A further improvement in separation can result from the use of metal plates of varying lengths, as illustrated schematically in FIGS. 4 and 5. FIG. 4 shows side views of three plates 24a, b and c of lengths, La, Lb and Lc, and as shown in FIG. 6a (which shows an arrangement of plates 24 diagrammatically), they may be arranged in the order a, b, c, b, a, etc. As shown, this produces three spaces of different width. Space 1 has the widest separation a of the plates, and provides the settling volume in which the largest of the particles in the liquid settle. Space 2 includes a narrower separation b of plates providing the settling volume for medium sized particles. The full space 3 which includes the smallest spacing c privides the settling volume for the finest particles. An alternative arrangement is shown in FIG. 5c, in which each stack of plates uses plates of lengths La and Lb only, providing two settling volumes only.

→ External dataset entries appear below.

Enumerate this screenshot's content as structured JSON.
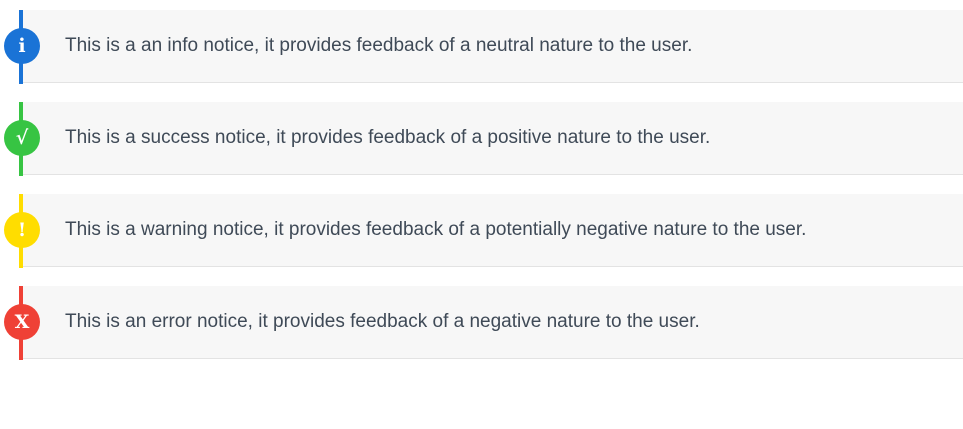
{
  "notices": [
    {
      "type": "info",
      "icon": "info-icon",
      "icon_glyph": "i",
      "color": "#1a73d6",
      "text": "This is a an info notice, it provides feedback of a neutral nature to the user."
    },
    {
      "type": "success",
      "icon": "checkmark-icon",
      "icon_glyph": "√",
      "color": "#37c443",
      "text": "This is a success notice, it provides feedback of a positive nature to the user."
    },
    {
      "type": "warning",
      "icon": "exclamation-icon",
      "icon_glyph": "!",
      "color": "#ffdd00",
      "text": "This is a warning notice, it provides feedback of a potentially negative nature to the user."
    },
    {
      "type": "error",
      "icon": "x-icon",
      "icon_glyph": "X",
      "color": "#ef4136",
      "text": "This is an error notice, it provides feedback of a negative nature to the user."
    }
  ]
}
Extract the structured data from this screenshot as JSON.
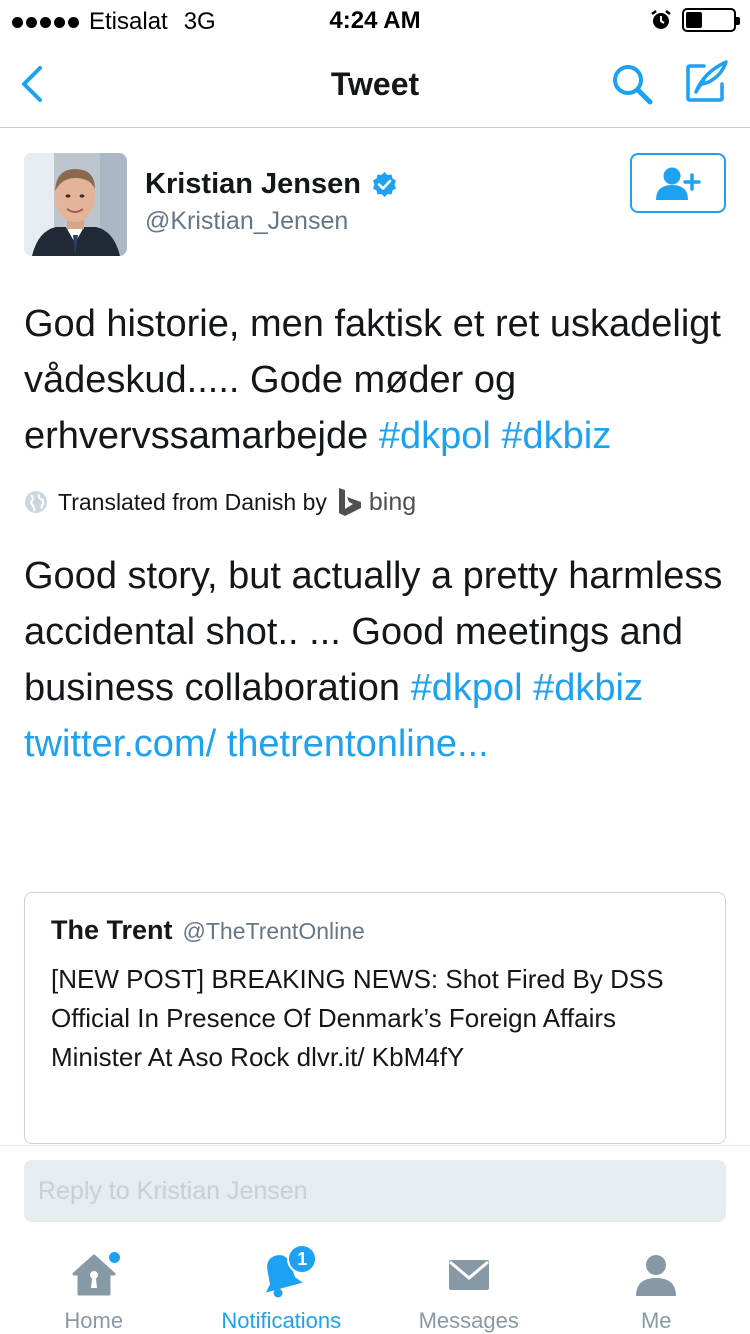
{
  "status_bar": {
    "carrier": "Etisalat",
    "network": "3G",
    "time": "4:24 AM"
  },
  "nav": {
    "title": "Tweet"
  },
  "tweet": {
    "author_name": "Kristian Jensen",
    "author_handle": "@Kristian_Jensen",
    "text_plain": "God historie, men faktisk et ret uskadeligt vådeskud.....  Gode møder og erhvervssamarbejde",
    "hashtags": [
      "#dkpol",
      "#dkbiz"
    ],
    "translated_label": "Translated from Danish by",
    "translator": "bing",
    "translation_plain": "Good story, but actually a pretty harmless accidental shot.. ...  Good meetings and business collaboration",
    "translation_hashtags": [
      "#dkpol",
      "#dkbiz"
    ],
    "translation_link": "twitter.com/ thetrentonline..."
  },
  "quoted_tweet": {
    "name": "The Trent",
    "handle": "@TheTrentOnline",
    "text": "[NEW POST] BREAKING NEWS: Shot Fired By DSS Official In Presence Of Denmark’s Foreign Affairs Minister At Aso Rock dlvr.it/ KbM4fY"
  },
  "reply": {
    "placeholder": "Reply to Kristian Jensen"
  },
  "tabs": [
    {
      "label": "Home",
      "icon": "home-icon",
      "active": false
    },
    {
      "label": "Notifications",
      "icon": "bell-icon",
      "active": true,
      "badge": "1"
    },
    {
      "label": "Messages",
      "icon": "envelope-icon",
      "active": false
    },
    {
      "label": "Me",
      "icon": "person-icon",
      "active": false
    }
  ],
  "colors": {
    "accent": "#1da1f2",
    "text": "#14171a",
    "secondary": "#657786",
    "tab_inactive": "#8899a6"
  }
}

The advantage of using thin plates of various lengths and stacking them so that the liquid flows consecutively into a series of narrower gaps allows larger particles to be separated in the early stages of liquid flow through the clarification zone without clogging the narrower gaps that follow to separate the finest particles. It would also be possible to exchange the sets of thin plate assemblies with others of different plate spacing and length to suit the size distribution of the particles to be separated in the clarification zone.
An alternative arrangement decanter which allows such an exchange is shown in FIG. 6. This is virtually identical to the embodiment of FIG. 1, with a plate 32 in the shape of segment of an annulus which convers a large segmental-shaped hole 34 in the end wall of the bowl 10. By rotating the conveyor with respect to the bowl, esch thin plate assembly can then be moved in turn opposite the segmental opening, its clamping arc removed, the thin plate assembly withdrawn through the segmental hole and a replacement fitted. To containg the liquid in the bowl, the sealed cover plate 34 is fitted over the segmental hole, and as mentioned before an outlet 16 is provided in that plate.